● GOAL OF THE EXERCISE:
Your reply should be the records below, duplicated exactly, with any picture removed.

Dataset records

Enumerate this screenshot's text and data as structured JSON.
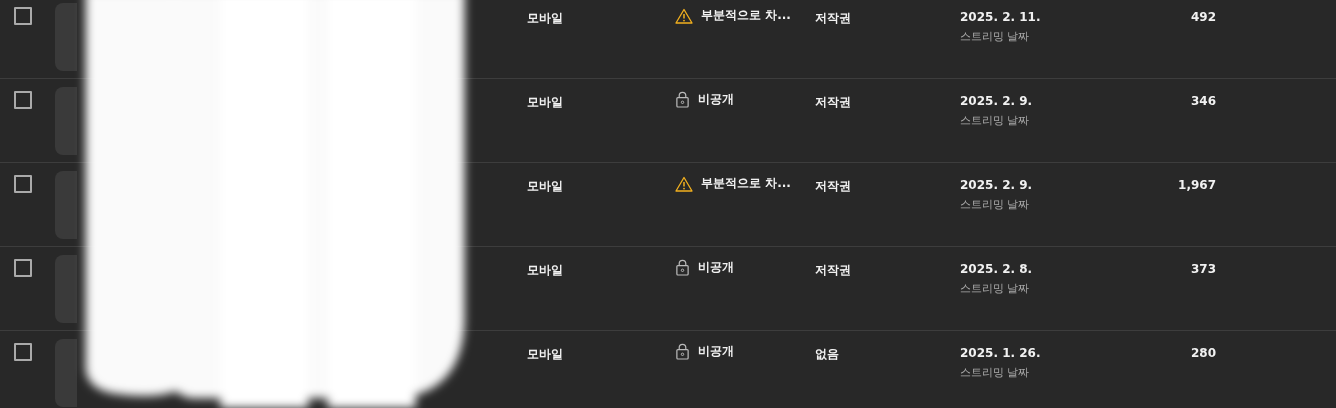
{
  "rows": [
    {
      "checked": false,
      "type": "모바일",
      "visibility": {
        "kind": "warning",
        "label": "부분적으로 차..."
      },
      "restriction": "저작권",
      "date": "2025. 2. 11.",
      "date_note": "스트리밍 날짜",
      "views": "492"
    },
    {
      "checked": false,
      "type": "모바일",
      "visibility": {
        "kind": "private",
        "label": "비공개"
      },
      "restriction": "저작권",
      "date": "2025. 2. 9.",
      "date_note": "스트리밍 날짜",
      "views": "346"
    },
    {
      "checked": false,
      "type": "모바일",
      "visibility": {
        "kind": "warning",
        "label": "부분적으로 차..."
      },
      "restriction": "저작권",
      "date": "2025. 2. 9.",
      "date_note": "스트리밍 날짜",
      "views": "1,967"
    },
    {
      "checked": false,
      "type": "모바일",
      "visibility": {
        "kind": "private",
        "label": "비공개"
      },
      "restriction": "저작권",
      "date": "2025. 2. 8.",
      "date_note": "스트리밍 날짜",
      "views": "373"
    },
    {
      "checked": false,
      "type": "모바일",
      "visibility": {
        "kind": "private",
        "label": "비공개"
      },
      "restriction": "없음",
      "date": "2025. 1. 26.",
      "date_note": "스트리밍 날짜",
      "views": "280"
    }
  ]
}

● EXERCISE RESULT:
Enumerate this screenshot's text and data as structured JSON.
{
  "rows": [
    {
      "checked": false,
      "type": "모바일",
      "visibility": {
        "kind": "warning",
        "label": "부분적으로 차..."
      },
      "restriction": "저작권",
      "date": "2025. 2. 11.",
      "date_note": "스트리밍 날짜",
      "views": "492"
    },
    {
      "checked": false,
      "type": "모바일",
      "visibility": {
        "kind": "private",
        "label": "비공개"
      },
      "restriction": "저작권",
      "date": "2025. 2. 9.",
      "date_note": "스트리밍 날짜",
      "views": "346"
    },
    {
      "checked": false,
      "type": "모바일",
      "visibility": {
        "kind": "warning",
        "label": "부분적으로 차..."
      },
      "restriction": "저작권",
      "date": "2025. 2. 9.",
      "date_note": "스트리밍 날짜",
      "views": "1,967"
    },
    {
      "checked": false,
      "type": "모바일",
      "visibility": {
        "kind": "private",
        "label": "비공개"
      },
      "restriction": "저작권",
      "date": "2025. 2. 8.",
      "date_note": "스트리밍 날짜",
      "views": "373"
    },
    {
      "checked": false,
      "type": "모바일",
      "visibility": {
        "kind": "private",
        "label": "비공개"
      },
      "restriction": "없음",
      "date": "2025. 1. 26.",
      "date_note": "스트리밍 날짜",
      "views": "280"
    }
  ]
}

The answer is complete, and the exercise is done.